The problem: If a record holds a picture, omit the picture, but copy everything else below exactly.

Input material:
Content starts

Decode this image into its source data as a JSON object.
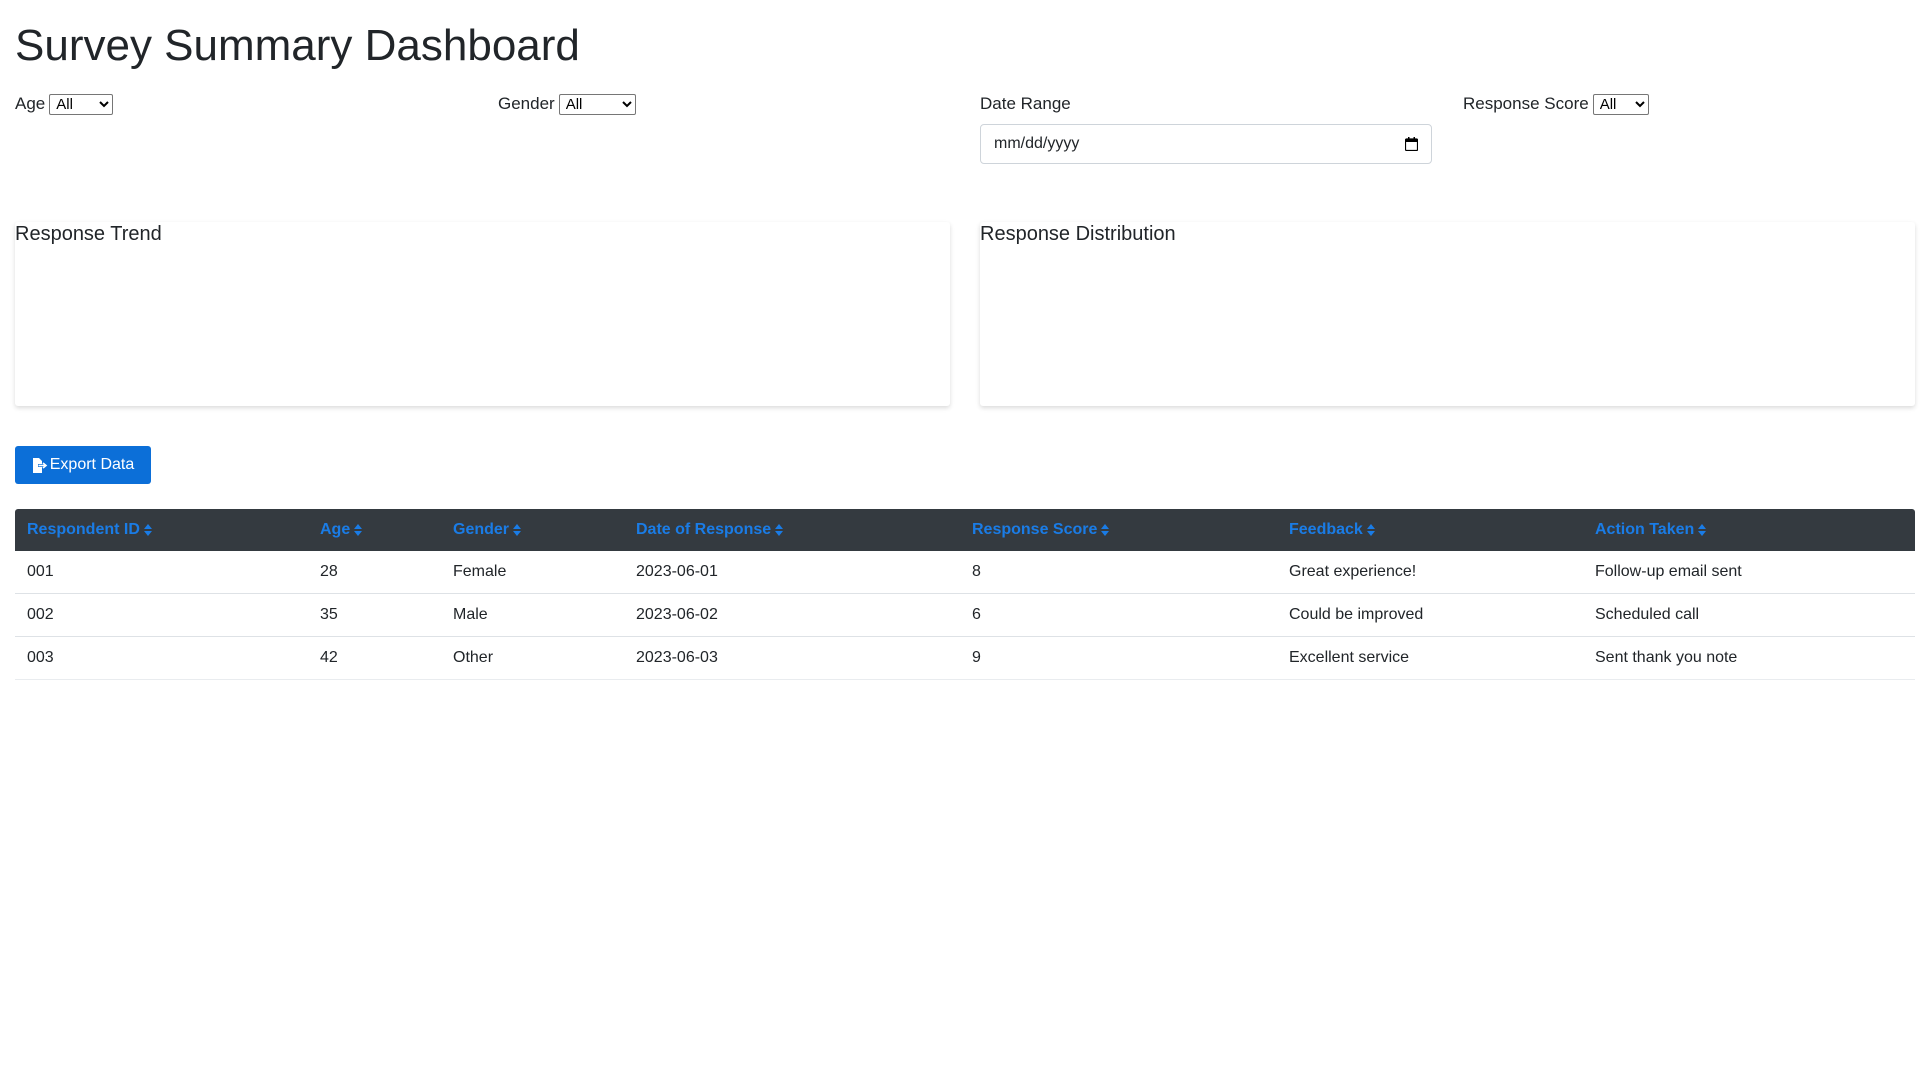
{
  "page": {
    "title": "Survey Summary Dashboard"
  },
  "filters": {
    "age": {
      "label": "Age",
      "selected": "All"
    },
    "gender": {
      "label": "Gender",
      "selected": "All"
    },
    "date_range": {
      "label": "Date Range",
      "placeholder": "mm/dd/yyyy"
    },
    "response_score": {
      "label": "Response Score",
      "selected": "All"
    }
  },
  "charts": {
    "trend": {
      "title": "Response Trend"
    },
    "distribution": {
      "title": "Response Distribution"
    }
  },
  "toolbar": {
    "export_label": "Export Data",
    "export_icon": "file-export-icon"
  },
  "table": {
    "columns": [
      "Respondent ID",
      "Age",
      "Gender",
      "Date of Response",
      "Response Score",
      "Feedback",
      "Action Taken"
    ],
    "sort_icon": "sort-icon",
    "rows": [
      [
        "001",
        "28",
        "Female",
        "2023-06-01",
        "8",
        "Great experience!",
        "Follow-up email sent"
      ],
      [
        "002",
        "35",
        "Male",
        "2023-06-02",
        "6",
        "Could be improved",
        "Scheduled call"
      ],
      [
        "003",
        "42",
        "Other",
        "2023-06-03",
        "9",
        "Excellent service",
        "Sent thank you note"
      ]
    ]
  },
  "colors": {
    "primary": "#0c6fd8",
    "header_bg": "#343a40",
    "header_text": "#1a7ce6",
    "text": "#212529",
    "row_border": "#dee2e6"
  }
}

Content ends

The completed task:
Decode this image into its source data as a JSON object.
{
  "page": {
    "title": "Survey Summary Dashboard"
  },
  "filters": {
    "age": {
      "label": "Age",
      "selected": "All"
    },
    "gender": {
      "label": "Gender",
      "selected": "All"
    },
    "date_range": {
      "label": "Date Range",
      "placeholder": "mm/dd/yyyy"
    },
    "response_score": {
      "label": "Response Score",
      "selected": "All"
    }
  },
  "charts": {
    "trend": {
      "title": "Response Trend"
    },
    "distribution": {
      "title": "Response Distribution"
    }
  },
  "toolbar": {
    "export_label": "Export Data",
    "export_icon": "file-export-icon"
  },
  "table": {
    "columns": [
      "Respondent ID",
      "Age",
      "Gender",
      "Date of Response",
      "Response Score",
      "Feedback",
      "Action Taken"
    ],
    "sort_icon": "sort-icon",
    "rows": [
      [
        "001",
        "28",
        "Female",
        "2023-06-01",
        "8",
        "Great experience!",
        "Follow-up email sent"
      ],
      [
        "002",
        "35",
        "Male",
        "2023-06-02",
        "6",
        "Could be improved",
        "Scheduled call"
      ],
      [
        "003",
        "42",
        "Other",
        "2023-06-03",
        "9",
        "Excellent service",
        "Sent thank you note"
      ]
    ]
  },
  "colors": {
    "primary": "#0c6fd8",
    "header_bg": "#343a40",
    "header_text": "#1a7ce6",
    "text": "#212529",
    "row_border": "#dee2e6"
  }
}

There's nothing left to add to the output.